After the interview notes, questionnaire responses and Fr Alo’s reflection document have been gathered by the reviewers, they will discuss with Fr Alo the positives that have emerged, as well as any relevant issues and concerns that have been raised. In consultation with Fr Alo the reviewers will develop a report to be sent to me as MSC Provincial. They will also prepare an audit report and a copy of this will go to the parish council.
Fr John Mulrooney
This is the first time Marcellin College Randwick has gone to India. The idea of the trip was to act as facilitators of Marist Ministry with a number of schools and help teach the students geography. There was a group of 10, consisting of 7 students and 3 teachers, we spent two weeks travelling through West Bengal. The trip began in Kolkata (formally Calcutta), where we visited Mother Teresa’s Missionaries of Charity “Mother House” and travelled to nearby rural towns, including Bolpur where we stayed at St Theresa’s Boarding School. It was there that we met an incredible man, Fr Harshat, who went to great lengths to make sure that our stay was as comfortable as possible. The students at St. Teresa’s ranged from 5-17 yrs old and they had never seen visitors from outside of India. We spent our afternoons playing soccer with them on the pitch across from their school, and the evenings playing games or making paper origami with them. I enjoyed every moment with them, and they felt the same way towards us. While we were in Bolpur, we also visited two Sental villages (the native inhabitants of the region). These villagers rarely have visitors, let alone groups from foreign countries. They were exceptionally welcoming, washing our feet upon arrival and offering us specially prepared delicacies. They performed music and dances for us, which we joined in. Some of the villagers even welcomed us into their small mud hut homes for a cup of tea and a chat. Our final destination was Talit, another country town a few hours drive away. It was there that we spent most of our time with the children at an HIV orphanage, run by Sisters of St Teresa. Despite their situation, the children there were incredibly happy. We also spent time with students at a Marist Boy’s Hostel. Besides teaching we shared many activities with these children, including classroom games and soccer. In the evenings we shared a meal with the Marist Brothers at the hostel. Overall this trip was a great experience and I met people who are happy and content despite living in circumstances that most of us would find very challenging.
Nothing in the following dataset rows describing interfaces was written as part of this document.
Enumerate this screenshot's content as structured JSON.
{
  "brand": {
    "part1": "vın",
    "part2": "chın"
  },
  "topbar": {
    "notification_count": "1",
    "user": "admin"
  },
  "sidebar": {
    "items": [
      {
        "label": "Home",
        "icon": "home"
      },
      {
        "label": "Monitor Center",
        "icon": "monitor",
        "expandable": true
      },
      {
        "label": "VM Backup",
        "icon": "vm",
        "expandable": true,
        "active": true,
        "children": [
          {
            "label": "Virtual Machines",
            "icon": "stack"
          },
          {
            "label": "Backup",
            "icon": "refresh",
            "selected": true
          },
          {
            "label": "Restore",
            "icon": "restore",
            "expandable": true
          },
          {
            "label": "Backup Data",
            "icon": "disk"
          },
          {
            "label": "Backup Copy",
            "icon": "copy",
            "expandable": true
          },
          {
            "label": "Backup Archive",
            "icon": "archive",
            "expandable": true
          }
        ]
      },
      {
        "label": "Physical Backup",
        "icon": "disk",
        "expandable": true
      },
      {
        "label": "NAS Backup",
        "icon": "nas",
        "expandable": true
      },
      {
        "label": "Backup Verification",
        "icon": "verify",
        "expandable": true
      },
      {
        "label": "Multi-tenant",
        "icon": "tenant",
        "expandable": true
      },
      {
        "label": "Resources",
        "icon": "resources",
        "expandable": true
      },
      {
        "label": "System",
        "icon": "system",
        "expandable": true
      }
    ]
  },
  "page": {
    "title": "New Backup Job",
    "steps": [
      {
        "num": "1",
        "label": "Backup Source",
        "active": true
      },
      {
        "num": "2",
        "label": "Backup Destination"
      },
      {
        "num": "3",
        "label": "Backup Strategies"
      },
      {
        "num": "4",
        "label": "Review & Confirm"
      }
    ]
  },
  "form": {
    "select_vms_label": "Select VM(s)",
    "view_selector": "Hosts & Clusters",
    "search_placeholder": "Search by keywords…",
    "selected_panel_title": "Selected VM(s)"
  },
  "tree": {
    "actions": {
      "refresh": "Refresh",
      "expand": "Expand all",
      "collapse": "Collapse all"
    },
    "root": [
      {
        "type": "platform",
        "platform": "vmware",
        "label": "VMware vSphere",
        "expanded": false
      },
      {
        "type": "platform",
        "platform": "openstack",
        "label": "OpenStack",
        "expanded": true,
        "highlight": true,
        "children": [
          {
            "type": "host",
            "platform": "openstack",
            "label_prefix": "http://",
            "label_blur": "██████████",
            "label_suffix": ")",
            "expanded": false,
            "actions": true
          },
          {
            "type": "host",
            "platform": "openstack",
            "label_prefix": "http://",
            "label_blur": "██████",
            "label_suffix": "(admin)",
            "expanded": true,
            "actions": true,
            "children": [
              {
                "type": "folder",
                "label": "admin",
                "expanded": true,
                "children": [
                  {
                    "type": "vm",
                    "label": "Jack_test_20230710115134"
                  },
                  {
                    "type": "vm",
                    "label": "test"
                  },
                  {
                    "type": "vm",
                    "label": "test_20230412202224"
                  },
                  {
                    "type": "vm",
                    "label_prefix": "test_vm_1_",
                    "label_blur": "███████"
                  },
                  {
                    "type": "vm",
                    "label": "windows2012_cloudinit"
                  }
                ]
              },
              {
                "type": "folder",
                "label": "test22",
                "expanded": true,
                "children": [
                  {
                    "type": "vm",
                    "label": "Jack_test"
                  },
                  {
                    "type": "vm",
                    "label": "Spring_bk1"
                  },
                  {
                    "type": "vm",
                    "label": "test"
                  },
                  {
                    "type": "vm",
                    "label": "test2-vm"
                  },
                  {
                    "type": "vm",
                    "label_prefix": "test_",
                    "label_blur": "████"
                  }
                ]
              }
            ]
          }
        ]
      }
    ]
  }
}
Please note, there will be NO Holy Hour in November (5). We are currently reviewing the initiative and will relaunch in December for the Year of Mercy. If you have any suggestions or requests on how to make Reconciliation and healing more accessible, please contact Francine Pirola 0433 451 433.